◆ **TASK REQUIREMENTS**
In the material below, some lines carry "name". Copy each such line.
# # # # # # #
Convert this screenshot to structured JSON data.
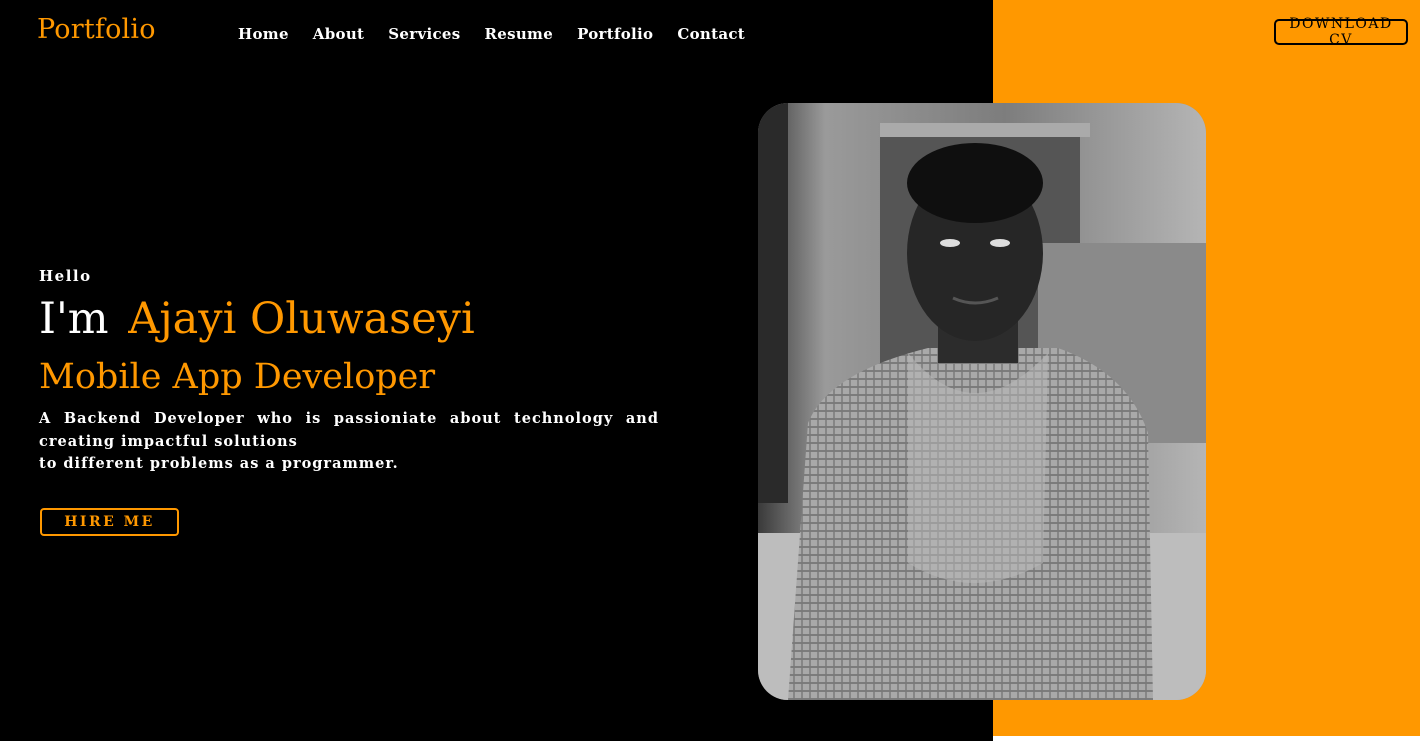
{
  "brand": {
    "logo": "Portfolio"
  },
  "nav": {
    "items": [
      {
        "label": "Home"
      },
      {
        "label": "About"
      },
      {
        "label": "Services"
      },
      {
        "label": "Resume"
      },
      {
        "label": "Portfolio"
      },
      {
        "label": "Contact"
      }
    ]
  },
  "header": {
    "download_cv": "DOWNLOAD CV"
  },
  "hero": {
    "greeting": "Hello",
    "intro_prefix": "I'm",
    "name": "Ajayi Oluwaseyi",
    "role": "Mobile App Developer",
    "description_line1": "A Backend Developer who is passioniate about technology and creating impactful solutions",
    "description_line2": "to different problems as a programmer.",
    "hire_button": "HIRE ME"
  },
  "photo": {
    "alt": "Portrait photo of Ajayi Oluwaseyi"
  },
  "colors": {
    "accent": "#ff9800",
    "background": "#000000",
    "text": "#ffffff"
  }
}
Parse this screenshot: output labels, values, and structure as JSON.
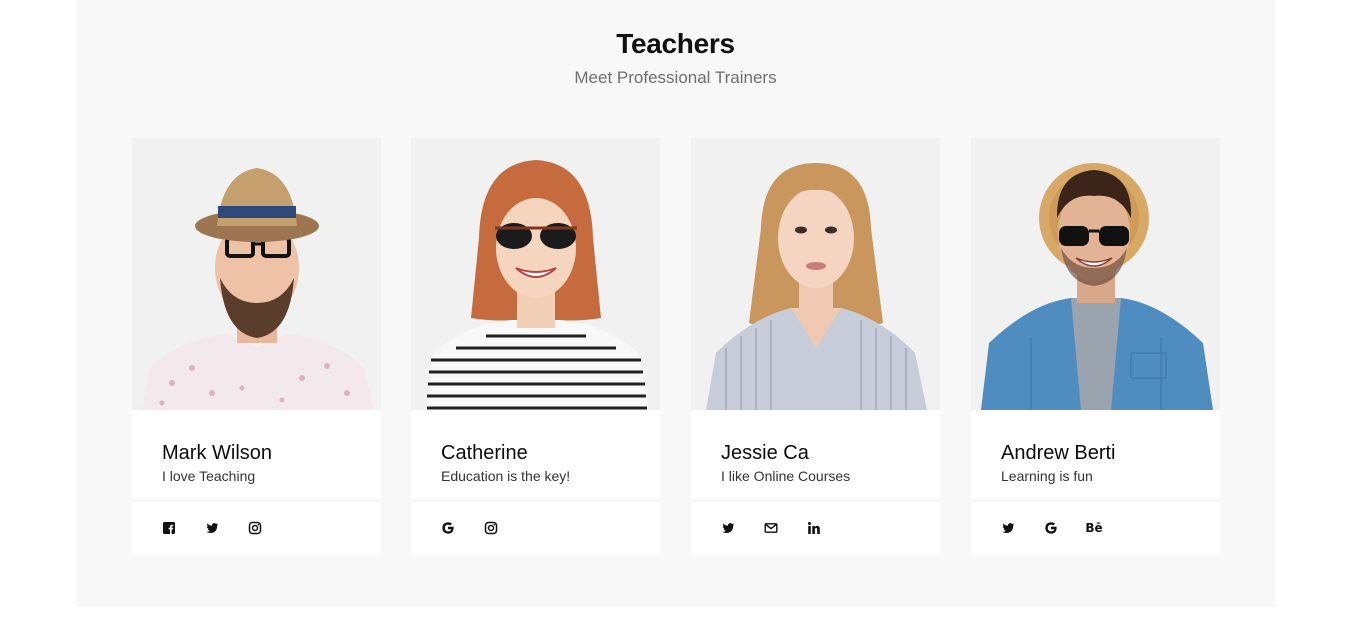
{
  "section": {
    "title": "Teachers",
    "subtitle": "Meet Professional Trainers"
  },
  "teachers": [
    {
      "name": "Mark Wilson",
      "tagline": "I love Teaching",
      "socials": [
        "facebook-icon",
        "twitter-icon",
        "instagram-icon"
      ]
    },
    {
      "name": "Catherine",
      "tagline": "Education is the key!",
      "socials": [
        "google-icon",
        "instagram-icon"
      ]
    },
    {
      "name": "Jessie Ca",
      "tagline": "I like Online Courses",
      "socials": [
        "twitter-icon",
        "mail-icon",
        "linkedin-icon"
      ]
    },
    {
      "name": "Andrew Berti",
      "tagline": "Learning is fun",
      "socials": [
        "twitter-icon",
        "google-icon",
        "behance-icon"
      ],
      "behance_label": "Bē"
    }
  ],
  "colors": {
    "section_bg": "#f7f8f7",
    "card_bg": "#ffffff",
    "photo_bg": "#f0f0f0",
    "title": "#111111",
    "subtitle": "#6f6f6f"
  }
}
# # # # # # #
◆ **SOLUTION**
    "name": "Ajayi Oluwaseyi",
      "name": "Mark Wilson",
      "name": "Catherine",
      "name": "Jessie Ca",
      "name": "Andrew Berti",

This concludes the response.